How Likely Are You to Miscarry When Going Through an IVF Treatment?
Recently, the Scottish First Minister Nicola Sturgeon spoke about her miscarriage in a book. Miscarriage is a loss of a pregnancy before it reaches the stage of viability. The limit of viability is considered as around 23 to 24 weeks. A naturally conceived pregnancy has almost one in six chance of miscarrying.
The vast majority of miscarriages occur before twelve weeks of pregnancy. After twelve weeks of pregnancy, the chance of miscarriage could be as low as three per cent. On the other hand, one percent of women may experience recurrent miscarriages. But, what is the risk of miscarriage for anyone going through an IVF or IVF/ICSI treatment? Also, are women with low ovarian reserves more likely to miscarry?
Before we go further, it is important to understand the cause of miscarriages. There are many reasons for miscarriages such as your age or genetic abnormality of embryo or fetus or a weak cervix ( cervical incompetence ). The vast majority of the miscarriages in the first twelve weeks occur because of genetic causes.
Almost two in three miscarriages at less than twelve weeks occur because of either too much genetic material or too little. Women at a later age are more likely to miscarry. With increasing age, there is a drop in the quality of the remaining eggs. This leads to a rise in the genetic errors during the division of the embryo cells resulting in the unequal splitting of the genetic material. This gives rise to a genetically abnormal embryo. Women trying to conceive at later ages may benefit from the preimplantation genetic screening (PGS) or comprehensive chromosome screening (CCS).

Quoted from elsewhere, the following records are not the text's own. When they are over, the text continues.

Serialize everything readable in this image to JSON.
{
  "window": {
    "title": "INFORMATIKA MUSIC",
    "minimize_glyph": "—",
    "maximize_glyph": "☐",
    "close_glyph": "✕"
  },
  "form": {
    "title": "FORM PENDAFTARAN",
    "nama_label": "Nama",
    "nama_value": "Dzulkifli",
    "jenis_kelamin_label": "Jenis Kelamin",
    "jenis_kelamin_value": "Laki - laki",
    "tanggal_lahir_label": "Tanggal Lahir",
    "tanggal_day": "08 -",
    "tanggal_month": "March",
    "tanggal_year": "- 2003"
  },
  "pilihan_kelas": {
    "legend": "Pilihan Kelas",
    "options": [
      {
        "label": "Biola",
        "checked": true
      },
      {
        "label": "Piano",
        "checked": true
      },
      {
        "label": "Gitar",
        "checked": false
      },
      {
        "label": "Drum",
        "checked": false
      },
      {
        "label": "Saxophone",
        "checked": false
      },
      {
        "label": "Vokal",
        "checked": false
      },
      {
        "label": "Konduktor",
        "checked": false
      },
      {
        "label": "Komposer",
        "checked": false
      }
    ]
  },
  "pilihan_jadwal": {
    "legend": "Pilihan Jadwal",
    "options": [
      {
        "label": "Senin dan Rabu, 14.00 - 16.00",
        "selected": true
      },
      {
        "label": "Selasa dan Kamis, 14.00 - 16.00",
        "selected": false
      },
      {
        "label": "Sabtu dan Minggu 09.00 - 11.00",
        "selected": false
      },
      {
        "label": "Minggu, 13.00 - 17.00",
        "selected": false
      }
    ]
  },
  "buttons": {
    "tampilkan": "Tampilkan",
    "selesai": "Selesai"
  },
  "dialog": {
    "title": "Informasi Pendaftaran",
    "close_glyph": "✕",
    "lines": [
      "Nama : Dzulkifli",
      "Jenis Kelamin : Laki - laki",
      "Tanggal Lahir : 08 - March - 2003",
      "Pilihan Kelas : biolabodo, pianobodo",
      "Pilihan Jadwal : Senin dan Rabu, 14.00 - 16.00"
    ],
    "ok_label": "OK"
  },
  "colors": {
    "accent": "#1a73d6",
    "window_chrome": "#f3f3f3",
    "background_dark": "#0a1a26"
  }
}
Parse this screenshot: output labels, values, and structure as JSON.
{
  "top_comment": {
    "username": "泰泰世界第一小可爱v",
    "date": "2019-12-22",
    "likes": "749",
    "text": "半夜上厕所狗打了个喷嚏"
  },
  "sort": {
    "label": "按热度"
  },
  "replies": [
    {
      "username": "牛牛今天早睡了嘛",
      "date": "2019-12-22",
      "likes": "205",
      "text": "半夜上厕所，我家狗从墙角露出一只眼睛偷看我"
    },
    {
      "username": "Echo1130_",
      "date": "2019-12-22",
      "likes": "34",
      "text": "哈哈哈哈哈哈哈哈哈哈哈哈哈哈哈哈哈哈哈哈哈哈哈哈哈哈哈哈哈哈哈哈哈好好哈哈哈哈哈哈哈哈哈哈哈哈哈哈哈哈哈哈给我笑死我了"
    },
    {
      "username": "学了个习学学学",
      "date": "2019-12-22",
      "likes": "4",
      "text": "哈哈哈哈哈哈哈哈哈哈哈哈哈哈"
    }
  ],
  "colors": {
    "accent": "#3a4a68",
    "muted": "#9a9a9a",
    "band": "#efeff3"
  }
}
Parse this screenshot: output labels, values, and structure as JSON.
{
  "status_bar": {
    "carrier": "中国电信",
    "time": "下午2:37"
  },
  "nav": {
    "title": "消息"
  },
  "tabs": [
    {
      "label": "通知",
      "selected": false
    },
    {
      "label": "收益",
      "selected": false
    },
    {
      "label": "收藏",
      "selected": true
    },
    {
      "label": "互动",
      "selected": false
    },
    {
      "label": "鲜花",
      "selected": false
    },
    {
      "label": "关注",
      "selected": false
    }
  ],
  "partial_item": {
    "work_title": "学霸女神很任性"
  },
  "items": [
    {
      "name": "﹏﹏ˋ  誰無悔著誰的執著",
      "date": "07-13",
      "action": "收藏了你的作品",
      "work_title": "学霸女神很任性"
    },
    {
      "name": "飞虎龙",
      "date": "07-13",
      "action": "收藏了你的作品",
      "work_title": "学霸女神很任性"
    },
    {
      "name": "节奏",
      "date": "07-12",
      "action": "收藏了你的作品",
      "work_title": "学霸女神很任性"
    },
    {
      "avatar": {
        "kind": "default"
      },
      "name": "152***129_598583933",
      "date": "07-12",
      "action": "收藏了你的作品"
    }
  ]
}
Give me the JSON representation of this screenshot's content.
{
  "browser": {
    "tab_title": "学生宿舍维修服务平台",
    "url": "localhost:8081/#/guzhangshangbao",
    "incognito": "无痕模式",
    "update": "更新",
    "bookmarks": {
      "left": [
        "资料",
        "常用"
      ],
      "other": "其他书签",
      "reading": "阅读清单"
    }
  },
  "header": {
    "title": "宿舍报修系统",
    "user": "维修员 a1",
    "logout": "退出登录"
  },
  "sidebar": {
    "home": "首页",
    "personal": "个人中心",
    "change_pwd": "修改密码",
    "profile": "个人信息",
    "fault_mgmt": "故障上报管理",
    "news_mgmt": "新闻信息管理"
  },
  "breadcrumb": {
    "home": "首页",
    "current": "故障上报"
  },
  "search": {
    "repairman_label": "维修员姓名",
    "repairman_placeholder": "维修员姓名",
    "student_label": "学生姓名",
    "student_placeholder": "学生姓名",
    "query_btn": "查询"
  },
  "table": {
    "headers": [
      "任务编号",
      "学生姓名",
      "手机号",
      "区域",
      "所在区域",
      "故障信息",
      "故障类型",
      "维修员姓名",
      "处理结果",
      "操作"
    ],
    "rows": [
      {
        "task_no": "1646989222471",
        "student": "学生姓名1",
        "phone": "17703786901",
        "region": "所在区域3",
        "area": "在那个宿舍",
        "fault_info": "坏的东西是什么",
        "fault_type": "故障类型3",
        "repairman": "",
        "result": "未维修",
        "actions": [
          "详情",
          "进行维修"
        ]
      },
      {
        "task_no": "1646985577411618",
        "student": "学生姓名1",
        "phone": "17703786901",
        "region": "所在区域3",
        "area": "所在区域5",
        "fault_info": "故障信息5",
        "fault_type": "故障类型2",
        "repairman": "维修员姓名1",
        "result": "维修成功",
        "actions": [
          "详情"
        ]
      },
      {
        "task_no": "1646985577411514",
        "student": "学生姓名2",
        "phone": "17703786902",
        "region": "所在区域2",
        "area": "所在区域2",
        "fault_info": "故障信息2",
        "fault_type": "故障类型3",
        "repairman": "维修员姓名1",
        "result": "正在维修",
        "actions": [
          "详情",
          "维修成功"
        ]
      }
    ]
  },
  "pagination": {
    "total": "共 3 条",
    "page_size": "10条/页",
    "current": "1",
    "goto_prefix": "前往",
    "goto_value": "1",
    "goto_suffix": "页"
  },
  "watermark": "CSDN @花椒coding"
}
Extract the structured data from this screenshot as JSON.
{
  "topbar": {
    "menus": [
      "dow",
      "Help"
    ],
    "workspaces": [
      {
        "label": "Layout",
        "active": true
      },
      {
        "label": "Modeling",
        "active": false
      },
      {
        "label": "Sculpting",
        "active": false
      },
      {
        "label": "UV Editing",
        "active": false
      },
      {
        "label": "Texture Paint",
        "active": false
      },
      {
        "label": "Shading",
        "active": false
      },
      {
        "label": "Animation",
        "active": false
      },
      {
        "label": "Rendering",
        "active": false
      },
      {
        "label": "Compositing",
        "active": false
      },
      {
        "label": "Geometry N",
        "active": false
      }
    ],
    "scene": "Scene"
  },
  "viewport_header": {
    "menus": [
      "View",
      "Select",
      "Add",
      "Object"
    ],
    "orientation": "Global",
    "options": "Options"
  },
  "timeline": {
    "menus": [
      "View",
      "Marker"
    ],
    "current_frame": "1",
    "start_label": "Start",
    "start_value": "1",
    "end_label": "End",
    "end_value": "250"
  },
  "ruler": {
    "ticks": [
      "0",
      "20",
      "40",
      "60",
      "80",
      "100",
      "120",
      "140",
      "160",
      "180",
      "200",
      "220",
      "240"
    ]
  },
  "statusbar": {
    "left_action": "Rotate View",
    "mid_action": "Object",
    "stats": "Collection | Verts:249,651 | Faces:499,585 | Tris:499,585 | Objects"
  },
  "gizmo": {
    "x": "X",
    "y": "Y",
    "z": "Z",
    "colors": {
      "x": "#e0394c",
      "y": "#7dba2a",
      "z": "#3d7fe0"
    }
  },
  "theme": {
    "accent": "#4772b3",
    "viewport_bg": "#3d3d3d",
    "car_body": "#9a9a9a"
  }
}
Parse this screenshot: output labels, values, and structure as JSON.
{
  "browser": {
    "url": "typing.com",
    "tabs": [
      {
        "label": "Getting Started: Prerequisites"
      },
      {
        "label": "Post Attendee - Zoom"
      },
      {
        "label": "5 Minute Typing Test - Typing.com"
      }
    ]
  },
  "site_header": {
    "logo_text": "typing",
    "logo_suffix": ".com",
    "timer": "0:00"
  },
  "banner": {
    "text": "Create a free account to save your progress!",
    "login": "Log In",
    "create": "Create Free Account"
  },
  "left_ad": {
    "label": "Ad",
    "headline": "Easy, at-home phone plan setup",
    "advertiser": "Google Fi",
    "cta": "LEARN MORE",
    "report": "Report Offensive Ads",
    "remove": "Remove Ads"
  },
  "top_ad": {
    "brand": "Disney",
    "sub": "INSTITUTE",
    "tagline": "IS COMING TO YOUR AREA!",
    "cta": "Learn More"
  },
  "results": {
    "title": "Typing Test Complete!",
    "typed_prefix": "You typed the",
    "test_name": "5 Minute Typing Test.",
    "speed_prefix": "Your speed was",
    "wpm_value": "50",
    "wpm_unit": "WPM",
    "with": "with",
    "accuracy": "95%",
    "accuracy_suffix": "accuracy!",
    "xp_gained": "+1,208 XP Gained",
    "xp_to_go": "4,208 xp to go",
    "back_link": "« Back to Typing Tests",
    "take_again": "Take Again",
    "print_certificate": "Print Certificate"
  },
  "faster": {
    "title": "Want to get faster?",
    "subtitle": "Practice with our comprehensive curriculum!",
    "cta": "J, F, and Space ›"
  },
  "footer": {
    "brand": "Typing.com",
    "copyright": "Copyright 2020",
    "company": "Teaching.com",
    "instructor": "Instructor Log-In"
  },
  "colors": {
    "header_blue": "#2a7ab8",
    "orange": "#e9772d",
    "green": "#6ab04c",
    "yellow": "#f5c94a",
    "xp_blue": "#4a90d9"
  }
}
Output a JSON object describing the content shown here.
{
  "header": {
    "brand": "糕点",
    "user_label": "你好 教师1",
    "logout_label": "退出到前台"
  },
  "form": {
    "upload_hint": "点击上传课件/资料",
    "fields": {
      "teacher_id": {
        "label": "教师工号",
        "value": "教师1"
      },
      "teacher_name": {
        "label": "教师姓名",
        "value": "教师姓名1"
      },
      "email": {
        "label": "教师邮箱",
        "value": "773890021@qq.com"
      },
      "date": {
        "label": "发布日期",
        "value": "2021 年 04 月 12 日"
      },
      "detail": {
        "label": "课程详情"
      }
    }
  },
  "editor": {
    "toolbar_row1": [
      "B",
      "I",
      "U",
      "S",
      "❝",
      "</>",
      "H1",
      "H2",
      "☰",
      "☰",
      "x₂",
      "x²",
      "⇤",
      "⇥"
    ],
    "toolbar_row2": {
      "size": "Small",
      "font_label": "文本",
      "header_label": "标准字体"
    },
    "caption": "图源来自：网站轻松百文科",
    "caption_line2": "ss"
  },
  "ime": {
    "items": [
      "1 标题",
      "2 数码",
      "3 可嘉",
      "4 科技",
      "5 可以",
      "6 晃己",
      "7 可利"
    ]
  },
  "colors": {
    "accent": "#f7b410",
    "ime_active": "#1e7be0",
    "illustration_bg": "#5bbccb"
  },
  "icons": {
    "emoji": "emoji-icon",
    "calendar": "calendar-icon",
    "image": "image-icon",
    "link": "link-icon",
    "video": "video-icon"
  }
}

Another couple, who may have balanced translocation, is likely to pass on this abnormality to the embryo and give rise to either a balanced or unbalanced translocation. The carriers of balanced translocation may experience repeated pregnancy losses irrespective of age. This may occur when either woman or her partner carries balanced translocation. Such couple may benefit from preimplantation genetic diagnosis or PGD for chromosomal translocation.
Beyond the first three months of pregnancy, the chance of miscarriage drops to less than 3-5%. The miscarriages at this time of pregnancy are because of womb related causes such as cervical incompetence or weak cervix or septate uterus. Sometimes patients with antiphospholipid antibodies may experience later miscarriages may occur. In some women infections in the womb or genital tract can lead to pregnancy loss. Women with cervical incompetence are screened by measuring the length of the cervix or the neck of the womb. If this appears to be shortening, then your gynaecologist will discuss the option of placing a cervical stitch.
With infertility treatments such as IVF, it is believed that the risk of miscarriage is higher than in natural conception. An interesting study published a few years ago looked into a large data of over 750,000 women. These women went through IVF or IVF / ICSI treatment in the UK between 1991 and 2008. Researchers wanted to answer the question, do women with low ovarian reserve may have a higher risk of miscarriage? Also, can we better predict women with low ovarian reserves? This information will be helpful in helping patients make informed choices about their treatment.
The study showed that women who had three or fewer eggs collected can be considered as having low ovarian reserve. This information should be interpreted along with the other tests for ovarian reserve such as anti-mullerian hormone or AMH, Follicle-stimulating Hormone or FSH and antral follicle count or AFC. It appears that the risk of miscarriage increases with female age and with depletion of ovarian reserve.
Women who are less than thirty-five years of age with good ovarian reserve are not at an increased risk of miscarrying compared to women who conceive naturally. However, even women with low ovarian reserve who had three or fewer eggs collected are at an increased risk of miscarriage. The chance of miscarriage for those less than thirty-five is 18%. This rises to 23% in women between thirty-five and thirty-seven years. And, it further rises to 30% in women thirty-eight to thirty-nine years of age. Women between forty and forty-two years of age have almost 40% risk of miscarrying after IVF or IVF/ICSI treatment. Women over forty-five years have a 65% or two in three chance of miscarrying if conceived following fertility treatment. It appears that the incidence of miscarriage has not changed over the last two to three decades.
Miscarriage or pregnancy loss is a distressing situation for couples. Couples with implantation failure or miscarriages or combination of implantation failure and miscarriage will benefit from detailed investigations to understand potential cause of miscarriage. In some cases, there may not be any identifiable reasons. Some couples will benefit from interventions such as preimplantation genetic screening or certain supplementary medicine. In others with the age-related occurrence of miscarriage, treatment with egg donation may be considered. So, detailed personalised assessment on a case by case basis is important. But, what is vitally important that all couples are offered counselling support during treatment or in pregnancy.